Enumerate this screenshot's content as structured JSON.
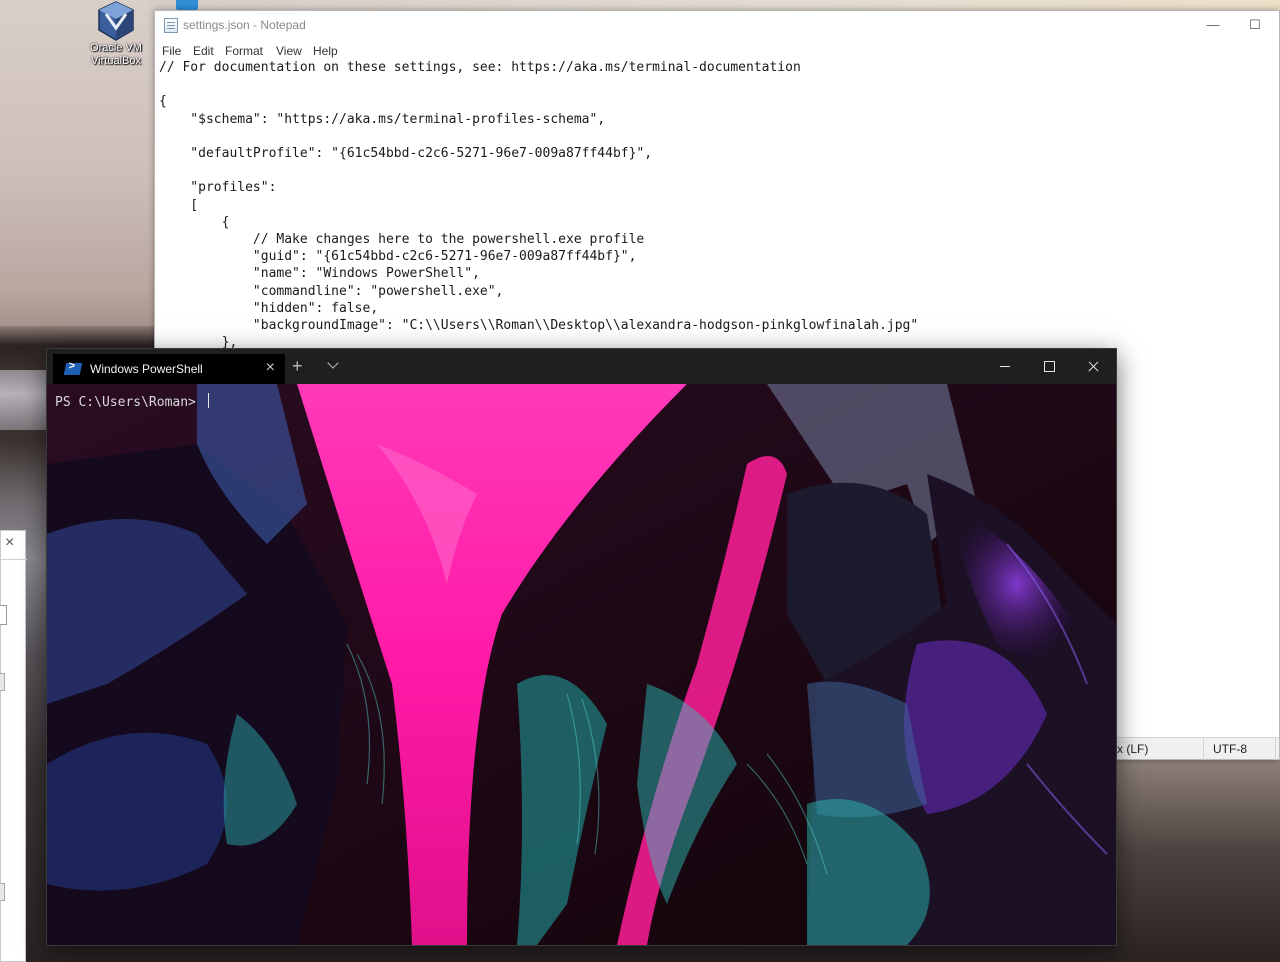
{
  "desktop": {
    "icons": [
      {
        "name": "virtualbox",
        "label_line1": "Oracle VM",
        "label_line2": "VirtualBox"
      }
    ]
  },
  "notepad": {
    "title": "settings.json - Notepad",
    "menu": [
      "File",
      "Edit",
      "Format",
      "View",
      "Help"
    ],
    "lines": [
      "// For documentation on these settings, see: https://aka.ms/terminal-documentation",
      "",
      "{",
      "    \"$schema\": \"https://aka.ms/terminal-profiles-schema\",",
      "",
      "    \"defaultProfile\": \"{61c54bbd-c2c6-5271-96e7-009a87ff44bf}\",",
      "",
      "    \"profiles\":",
      "    [",
      "        {",
      "            // Make changes here to the powershell.exe profile",
      "            \"guid\": \"{61c54bbd-c2c6-5271-96e7-009a87ff44bf}\",",
      "            \"name\": \"Windows PowerShell\",",
      "            \"commandline\": \"powershell.exe\",",
      "            \"hidden\": false,",
      "            \"backgroundImage\": \"C:\\\\Users\\\\Roman\\\\Desktop\\\\alexandra-hodgson-pinkglowfinalah.jpg\"",
      "        },"
    ],
    "status": {
      "line_ending": "x (LF)",
      "encoding": "UTF-8"
    }
  },
  "terminal": {
    "tab_title": "Windows PowerShell",
    "prompt": "PS C:\\Users\\Roman> "
  },
  "colors": {
    "pink": "#ff1aa8",
    "cyan": "#2fc7c4",
    "violet": "#7a2fd6",
    "terminal_bg": "#1a0712"
  }
}
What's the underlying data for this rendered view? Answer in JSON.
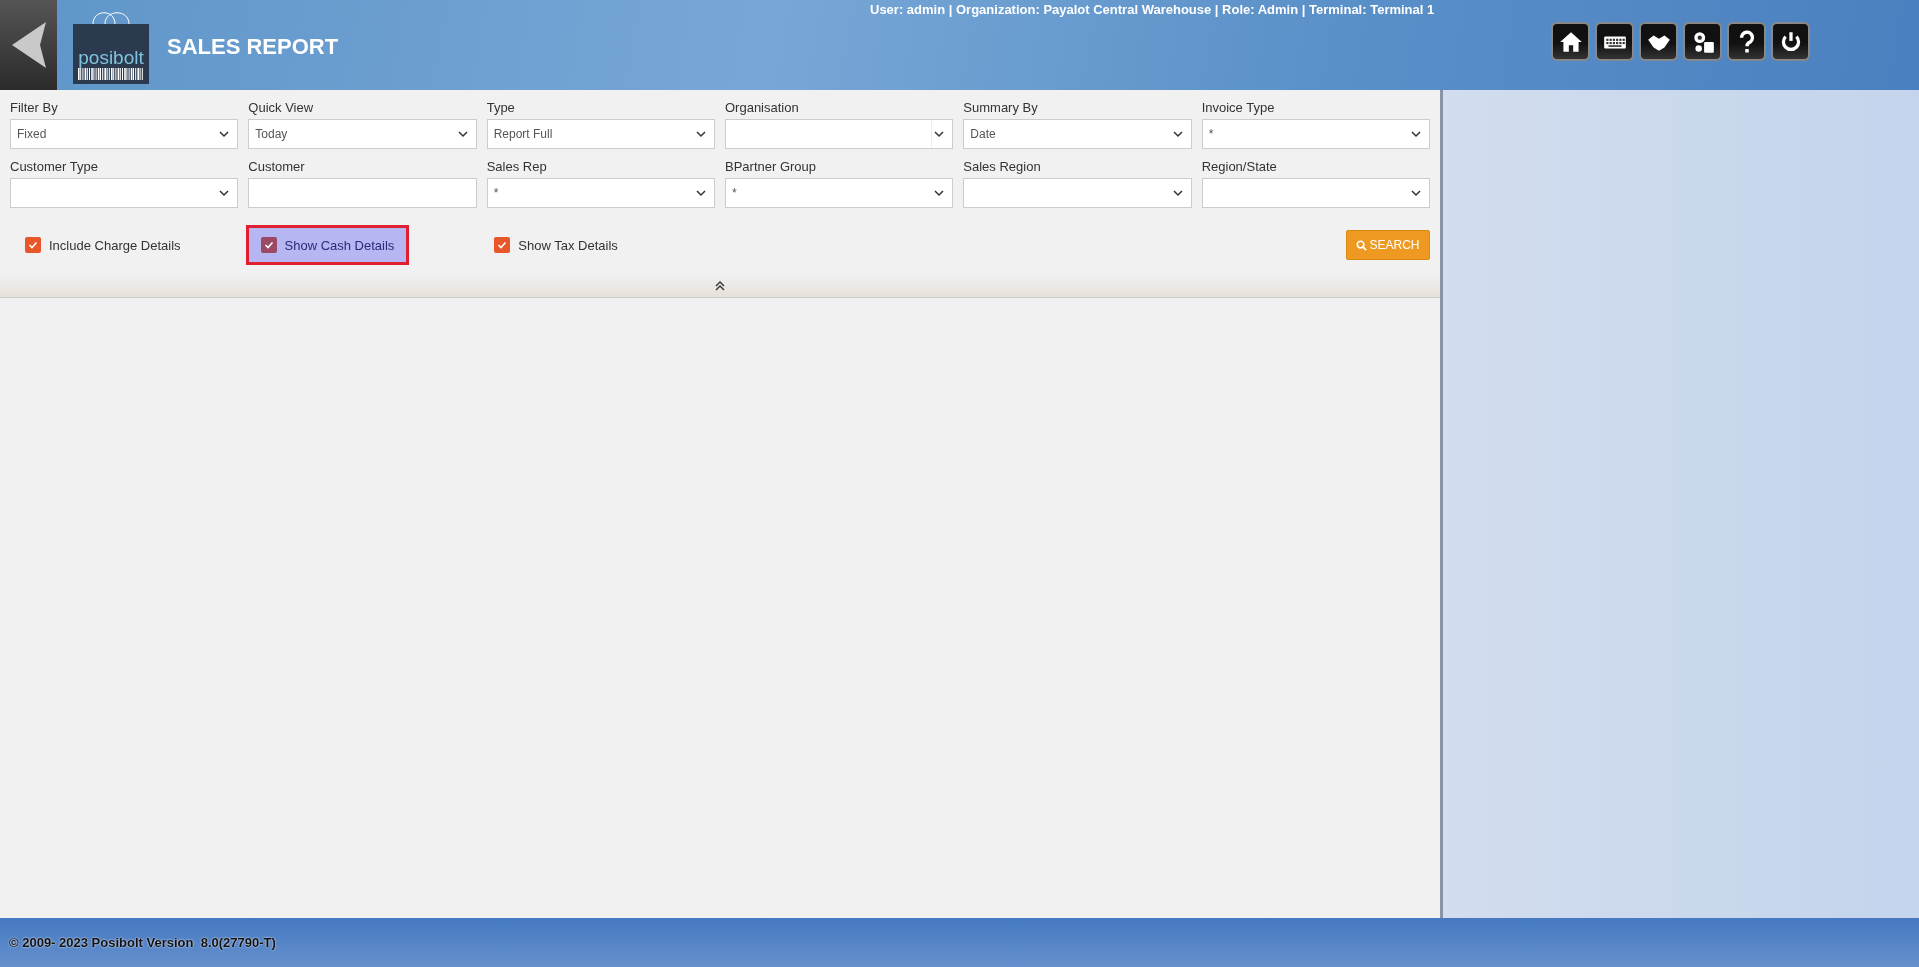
{
  "header": {
    "logo_text": "posibolt",
    "title": "SALES REPORT",
    "user_info": "User: admin | Organization: Payalot Central Warehouse | Role: Admin | Terminal: Terminal 1"
  },
  "filters": [
    {
      "label": "Filter By",
      "kind": "select",
      "value": "Fixed"
    },
    {
      "label": "Quick View",
      "kind": "select",
      "value": "Today"
    },
    {
      "label": "Type",
      "kind": "select",
      "value": "Report Full"
    },
    {
      "label": "Organisation",
      "kind": "select-split"
    },
    {
      "label": "Summary By",
      "kind": "select",
      "value": "Date"
    },
    {
      "label": "Invoice Type",
      "kind": "select",
      "value": "*"
    },
    {
      "label": "Customer Type",
      "kind": "select"
    },
    {
      "label": "Customer",
      "kind": "text"
    },
    {
      "label": "Sales Rep",
      "kind": "select",
      "value": "*"
    },
    {
      "label": "BPartner Group",
      "kind": "select",
      "value": "*"
    },
    {
      "label": "Sales Region",
      "kind": "select"
    },
    {
      "label": "Region/State",
      "kind": "select"
    }
  ],
  "options": [
    {
      "label": "Include Charge Details",
      "checked": true,
      "highlighted": false
    },
    {
      "label": "Show Cash Details",
      "checked": true,
      "highlighted": true
    },
    {
      "label": "Show Tax Details",
      "checked": true,
      "highlighted": false
    }
  ],
  "search_button": "SEARCH",
  "footer": "© 2009- 2023 Posibolt Version  8.0(27790-T)"
}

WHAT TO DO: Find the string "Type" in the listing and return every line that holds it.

RESULT OF THIS TASK:
      "label": "Type",
      "label": "Invoice Type",
      "label": "Customer Type",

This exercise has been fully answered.